As she rips dead sunflowers from her parched fields, Isabel Villegas wonders if she should try again.
“If it doesn’t rain by the end of the year, there’s no point in planting more,” he says. “That would be like throwing money at the land without a crop. And there’s no rain in the forecast right now.”
A recent report by the Global Drought Observatory concluded that Europe is experiencing its worst drought in 500 years.
Several countries across the continent are battling wildfires and heatwaves, with Spain particularly hard hit. More than 270,000 hectares have burned here this year, according to the European Forest Fire Information System.
Extreme heat and a lack of rainfall have led to a dramatic drop in the levels of Spain’s natural water reserves.

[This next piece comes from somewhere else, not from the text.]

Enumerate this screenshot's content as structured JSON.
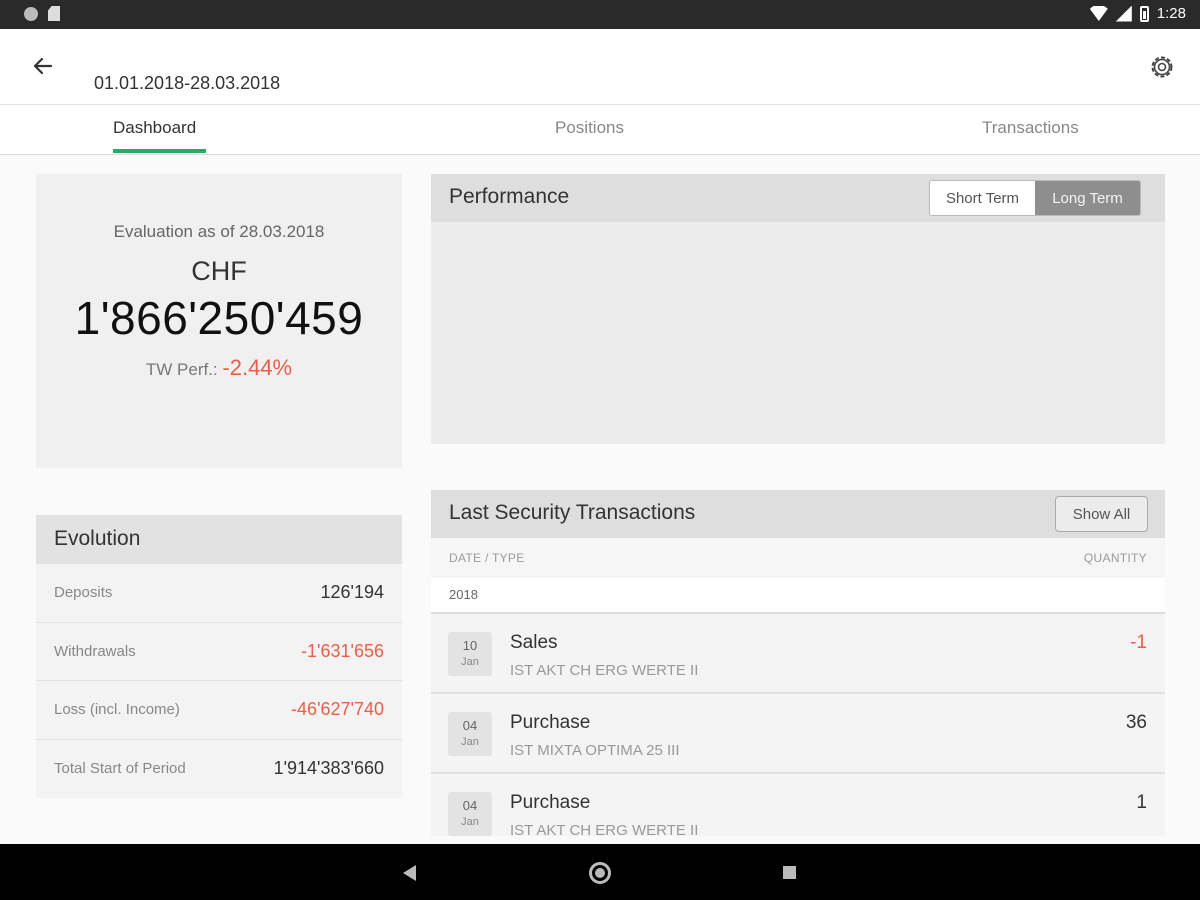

The Vinuela reservoir near Malaga is just over 10% of capacity.
Elsewhere, medieval seaside villages, long buried under rivers, have been exposed as the water evaporates.
The Spanish government is now expanding desalination plants and building new ones, harnessing the ocean to ease water shortages.
At Campo de Dalias, next to the beach town of Almeria, we were led down to the cave where the sea water is channeled.
The salt from one half is extracted to produce clean water, while the other half absorbs the added salt and is then pumped back into the ocean, where it causes no environmental damage.
The plant produces 90,000 cubic meters of clean water every day, but has been ordered to increase to around 130,000 cubic meters within four years.
Around the facility, fields are littered with plastic sheets, which act as greenhouses for the fruits and vegetables growing underneath.
Half of the water produced at the desalination plant is used to irrigate crops here. Spain produces more fruit and vegetables than any other country in the European Union.
That, some scientists say, is part of the problem — that in an era of acute water scarcity, this country can no longer afford to be “the garden of Europe,” as it is often called.
“The total area of irrigated land in Spain has increased in recent decades, both legally and illegally,” says Julia Martinez, from the New Water Culture Foundation.
He believes the country’s current water management model is unsustainable.
“Irrigated land consumes 85% of all water resources. With the remaining 15% it is not possible to meet all the remaining water demands, some of which have higher priorities.
Unless we change the balance, we cannot improve the condition of our rivers or adapt to climate change.”
Cracked ground, dried up rivers, withered crops: Spain’s rich land is being impoverished by a man-made climate emergency. On our planet and in our pockets, its cost is becoming more and more impressive.
And in the beautiful but parched plains of Andalucía, there is still no forecast for rain.